*Work to complete*. Pull out each line of the data that includes the word "this".

*Task material*.
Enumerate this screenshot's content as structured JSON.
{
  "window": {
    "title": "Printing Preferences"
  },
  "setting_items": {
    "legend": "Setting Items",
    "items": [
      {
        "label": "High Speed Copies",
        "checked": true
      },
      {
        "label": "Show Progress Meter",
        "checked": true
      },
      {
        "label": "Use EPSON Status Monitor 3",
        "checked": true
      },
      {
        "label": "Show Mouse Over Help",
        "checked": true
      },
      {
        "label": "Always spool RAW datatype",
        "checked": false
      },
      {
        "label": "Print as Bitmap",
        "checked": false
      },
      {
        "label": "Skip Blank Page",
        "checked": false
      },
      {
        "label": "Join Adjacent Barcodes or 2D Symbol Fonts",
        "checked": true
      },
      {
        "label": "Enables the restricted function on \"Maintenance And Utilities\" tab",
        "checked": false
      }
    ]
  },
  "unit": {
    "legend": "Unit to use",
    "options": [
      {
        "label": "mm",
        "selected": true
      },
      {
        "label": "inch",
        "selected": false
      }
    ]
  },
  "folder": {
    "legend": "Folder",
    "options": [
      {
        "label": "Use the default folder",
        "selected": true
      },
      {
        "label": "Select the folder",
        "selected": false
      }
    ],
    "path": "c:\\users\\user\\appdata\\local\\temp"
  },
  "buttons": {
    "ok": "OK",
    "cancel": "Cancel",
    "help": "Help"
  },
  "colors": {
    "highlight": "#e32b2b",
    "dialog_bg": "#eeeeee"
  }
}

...

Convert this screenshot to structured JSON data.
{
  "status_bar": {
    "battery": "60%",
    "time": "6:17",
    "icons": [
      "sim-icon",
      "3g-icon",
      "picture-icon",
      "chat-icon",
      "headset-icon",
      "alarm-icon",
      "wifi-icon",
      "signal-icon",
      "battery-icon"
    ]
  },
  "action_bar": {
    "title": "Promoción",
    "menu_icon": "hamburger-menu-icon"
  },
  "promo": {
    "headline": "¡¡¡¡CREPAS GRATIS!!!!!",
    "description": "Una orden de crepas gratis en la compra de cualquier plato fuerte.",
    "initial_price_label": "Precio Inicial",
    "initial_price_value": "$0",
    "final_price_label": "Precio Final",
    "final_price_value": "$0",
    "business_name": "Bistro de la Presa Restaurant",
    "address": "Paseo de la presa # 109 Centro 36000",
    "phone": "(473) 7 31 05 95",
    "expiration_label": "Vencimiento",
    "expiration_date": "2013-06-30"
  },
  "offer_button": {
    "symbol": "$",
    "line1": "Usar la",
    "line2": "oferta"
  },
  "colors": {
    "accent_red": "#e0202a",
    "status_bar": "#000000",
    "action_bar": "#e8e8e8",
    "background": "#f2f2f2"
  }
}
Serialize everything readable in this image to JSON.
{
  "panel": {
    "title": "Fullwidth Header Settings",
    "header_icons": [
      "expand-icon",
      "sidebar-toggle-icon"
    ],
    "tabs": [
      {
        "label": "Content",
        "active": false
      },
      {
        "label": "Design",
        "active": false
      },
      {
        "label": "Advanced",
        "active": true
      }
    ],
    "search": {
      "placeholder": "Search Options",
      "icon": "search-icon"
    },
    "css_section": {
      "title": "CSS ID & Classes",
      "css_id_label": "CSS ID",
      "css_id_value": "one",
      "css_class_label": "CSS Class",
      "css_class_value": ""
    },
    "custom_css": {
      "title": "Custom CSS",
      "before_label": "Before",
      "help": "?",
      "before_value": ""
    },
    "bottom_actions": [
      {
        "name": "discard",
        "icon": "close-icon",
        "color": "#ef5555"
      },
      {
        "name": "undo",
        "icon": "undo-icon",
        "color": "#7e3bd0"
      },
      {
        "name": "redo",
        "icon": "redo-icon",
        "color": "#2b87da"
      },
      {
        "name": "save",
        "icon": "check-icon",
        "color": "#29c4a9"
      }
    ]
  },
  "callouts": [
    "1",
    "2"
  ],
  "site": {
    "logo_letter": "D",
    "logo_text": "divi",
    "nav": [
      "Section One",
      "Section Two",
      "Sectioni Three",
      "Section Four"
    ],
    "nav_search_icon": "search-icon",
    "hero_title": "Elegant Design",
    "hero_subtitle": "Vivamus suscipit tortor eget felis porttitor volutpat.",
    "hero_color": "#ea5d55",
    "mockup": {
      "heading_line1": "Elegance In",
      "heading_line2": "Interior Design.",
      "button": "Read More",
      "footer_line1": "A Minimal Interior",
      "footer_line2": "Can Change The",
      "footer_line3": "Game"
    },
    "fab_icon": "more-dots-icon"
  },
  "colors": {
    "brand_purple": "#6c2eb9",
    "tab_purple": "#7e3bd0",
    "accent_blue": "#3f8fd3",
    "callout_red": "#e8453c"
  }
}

*Response box*.
Enumerate this screenshot's content as structured JSON.
Convert this screenshot to structured JSON data.
Serialize everything readable in this image to JSON.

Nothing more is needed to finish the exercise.